, Letter, , New Haven Co., CT, to JS, , Hancock Co., IL, 11 Oct. 1841; handwriting of ; one page; JS Collection, CHL. Includes address, postal stamp, postal notation, and docket.
Bifolium measuring 9⅞ × 7¾ inches (25 × 20 cm), ruled with twenty-four horizontal blue lines. The letter was written on the first page only and then trifolded twice in letter style, addressed, sealed with a red adhesive wafer, and stamped for postage. The last page was torn, likely when the letter was opened. The letter was later folded for filing and docketed.
The docket by , who served in a clerical capacity for JS from 1841 to 1842, indicates the document was retained by the office of JS in 1841. The letter is listed in a Church Historian’s Office inventory from circa 1904. By 1973 the document had been included in the JS Collection at the Church Historical Department (now CHL). The docket, inventory, and inclusion in the JS Collection suggest continuous institutional custody of the letter since its receipt.
See the full bibliographic entry for JS Collection, 1827–1844, in the CHL catalog.
wrote a letter from , Connecticut, to JS in , Illinois, on 11 October 1841 to discuss a proposed transaction that would settle an interest payment on a debt leaders owed him and his business partners for an 1839 land purchase. Hotchkiss sent this October letter without having received a response to his last letter to JS, written 13 September 1841. Although JS had responded to a letter from Hotchkiss’s partner , which was also written in mid-September, Hotchkiss was not aware of JS’s response when writing the letter featured here. JS’s letter to Tuttle provided details regarding JS’s efforts to repay the debts in the face of incarceration and the unexplained absence of church , who had been assigned to settle the debts with Hotchkiss.
According to promissory notes signed at the time of the original 1839 agreement, , JS, and owed and his partners $3,000 in interest annually.
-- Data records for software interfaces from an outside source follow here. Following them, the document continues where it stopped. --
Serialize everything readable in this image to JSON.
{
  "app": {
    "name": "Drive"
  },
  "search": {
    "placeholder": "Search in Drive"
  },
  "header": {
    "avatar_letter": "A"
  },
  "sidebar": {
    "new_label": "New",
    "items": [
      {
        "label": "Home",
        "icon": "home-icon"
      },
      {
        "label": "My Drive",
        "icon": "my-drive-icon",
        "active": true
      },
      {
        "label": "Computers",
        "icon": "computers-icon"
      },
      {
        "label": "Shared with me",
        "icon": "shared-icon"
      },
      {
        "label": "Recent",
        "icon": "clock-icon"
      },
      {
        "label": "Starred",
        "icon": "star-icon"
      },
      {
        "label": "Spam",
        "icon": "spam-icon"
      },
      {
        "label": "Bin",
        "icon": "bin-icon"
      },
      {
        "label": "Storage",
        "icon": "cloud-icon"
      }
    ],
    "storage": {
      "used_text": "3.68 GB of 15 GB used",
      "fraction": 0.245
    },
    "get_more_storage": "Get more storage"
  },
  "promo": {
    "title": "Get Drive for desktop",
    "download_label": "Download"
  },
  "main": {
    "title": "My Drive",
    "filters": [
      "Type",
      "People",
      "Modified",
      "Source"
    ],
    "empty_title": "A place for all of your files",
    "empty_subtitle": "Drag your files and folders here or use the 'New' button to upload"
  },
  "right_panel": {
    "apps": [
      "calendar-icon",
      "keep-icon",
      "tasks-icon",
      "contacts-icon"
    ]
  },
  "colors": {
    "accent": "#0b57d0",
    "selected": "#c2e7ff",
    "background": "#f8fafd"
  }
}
In this 11 October letter, Hotchkiss stated that he was willing to accept from church member a tavern stand and 137 acres of timbered land in as payment for the annual interest. Before Hotchkiss could accept the land as payment, he and Ivins required JS’s approval because Ivins was acting as an agent for the church; Hotchkiss requested this approval in the featured letter. Nearly three weeks later, Ivins departed for to consult with JS on the matter.
mailed the letter featured here on 11 October in , Connecticut. JS received this letter and another from Hotchkiss a month later before responding in December 1841. The interest payment for 1841 was settled in February 1842, when sold the property to Hotchkiss for $3,200.
Dr. Sir— I have just returned from where I met Mr and he has paid me the 2,500 dollar Note given me for the purchase— He now has a tract of land in the pines consisting of one hundred and odd acres of not much value belonging to your and the same mentioned in letter to me— Mr. has also the Tavern Stand at belonging to the Church which has been heretofore valued by some I beleive at 2500 dollars— Now in order to make the payment of interest as easy to your Church as possible I proposed to Mr to receive this 137 acres pine land and the tavern stand for Three thousand dollars— It is possible that these two pieces of property were taken for more than that sum by the Church but that they will bring even that sum now cannot be expected— has given me a contract for the delivery of these two pieces property for three thousand dollars provided that the arrangement meets the approbation of the Church on his arrival at — That they are solicitous to pay this interest I have your own and other assurances— An opportunity now occurs for commencing the payment upon favourable terms and I wish you sir if convenient immediately to write me and say whether this conditional contract meets your acceptance
Cook’s Mills was located in Burlington County, New Jersey, approximately two miles southwest of New Egypt. (Woodward and Hageman, History of Burlington and Mercer Counties, New Jersey, 29, 34, 384; “An Account of the Capture and Death of the Refugee John Bacon,” 151.)
Woodward, E. M., and John F. Hageman. History of Burlington and Mercer Counties, New Jersey, with Biographical Sketches of Many of Their Pioneers and Prominent Men. Philadelphia: Everts and Peck, 1883.
Fort, George F. “An Account of the Capture and Death of the Refugee John Bacon.” Proceedings of the New Jersey Historical Society 1, no. 4 (1846): 151–153.